#### [Required work]
Keep the pictures out. Restate the entries below word for word.

#### [Information supplied]
>>

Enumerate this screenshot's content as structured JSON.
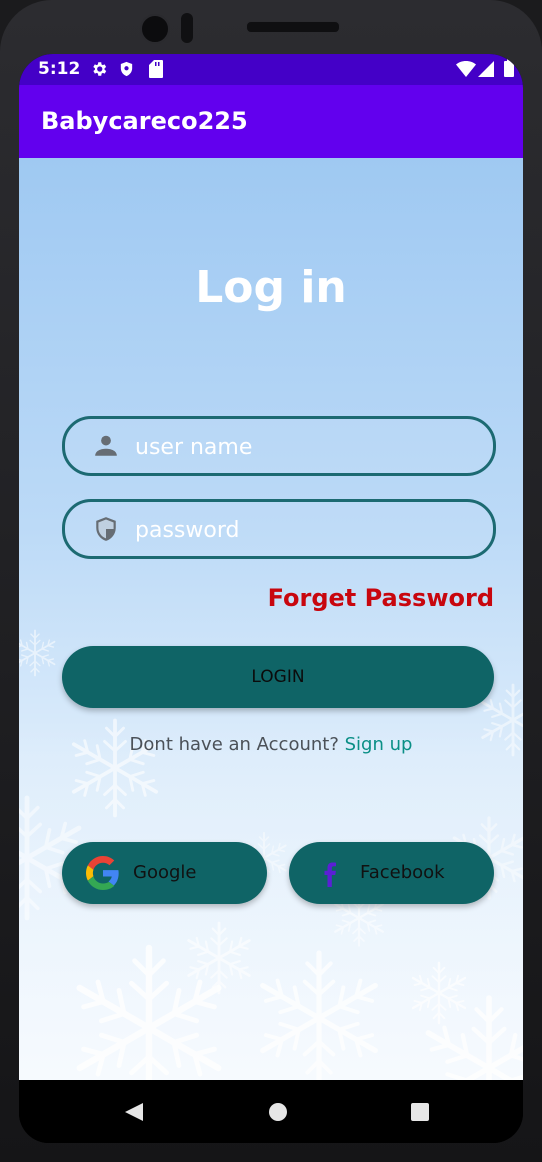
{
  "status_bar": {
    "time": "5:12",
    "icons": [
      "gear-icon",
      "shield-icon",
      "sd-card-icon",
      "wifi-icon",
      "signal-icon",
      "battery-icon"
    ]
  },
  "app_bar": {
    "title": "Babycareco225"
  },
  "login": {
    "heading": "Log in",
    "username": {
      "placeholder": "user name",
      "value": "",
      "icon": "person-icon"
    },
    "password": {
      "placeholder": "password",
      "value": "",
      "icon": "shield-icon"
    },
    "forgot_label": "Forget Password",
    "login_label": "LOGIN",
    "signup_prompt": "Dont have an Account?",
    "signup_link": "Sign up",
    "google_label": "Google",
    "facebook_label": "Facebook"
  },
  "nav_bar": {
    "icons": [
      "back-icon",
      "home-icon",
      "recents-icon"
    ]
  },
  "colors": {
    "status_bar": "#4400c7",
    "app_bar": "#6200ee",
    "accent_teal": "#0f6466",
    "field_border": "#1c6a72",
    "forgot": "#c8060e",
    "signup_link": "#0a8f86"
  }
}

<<

#### [Finished exercise]
Enumerate this screenshot's content as structured JSON.
{
  "status_bar": {
    "time": "5:12",
    "icons": [
      "gear-icon",
      "shield-icon",
      "sd-card-icon",
      "wifi-icon",
      "signal-icon",
      "battery-icon"
    ]
  },
  "app_bar": {
    "title": "Babycareco225"
  },
  "login": {
    "heading": "Log in",
    "username": {
      "placeholder": "user name",
      "value": "",
      "icon": "person-icon"
    },
    "password": {
      "placeholder": "password",
      "value": "",
      "icon": "shield-icon"
    },
    "forgot_label": "Forget Password",
    "login_label": "LOGIN",
    "signup_prompt": "Dont have an Account?",
    "signup_link": "Sign up",
    "google_label": "Google",
    "facebook_label": "Facebook"
  },
  "nav_bar": {
    "icons": [
      "back-icon",
      "home-icon",
      "recents-icon"
    ]
  },
  "colors": {
    "status_bar": "#4400c7",
    "app_bar": "#6200ee",
    "accent_teal": "#0f6466",
    "field_border": "#1c6a72",
    "forgot": "#c8060e",
    "signup_link": "#0a8f86"
  }
}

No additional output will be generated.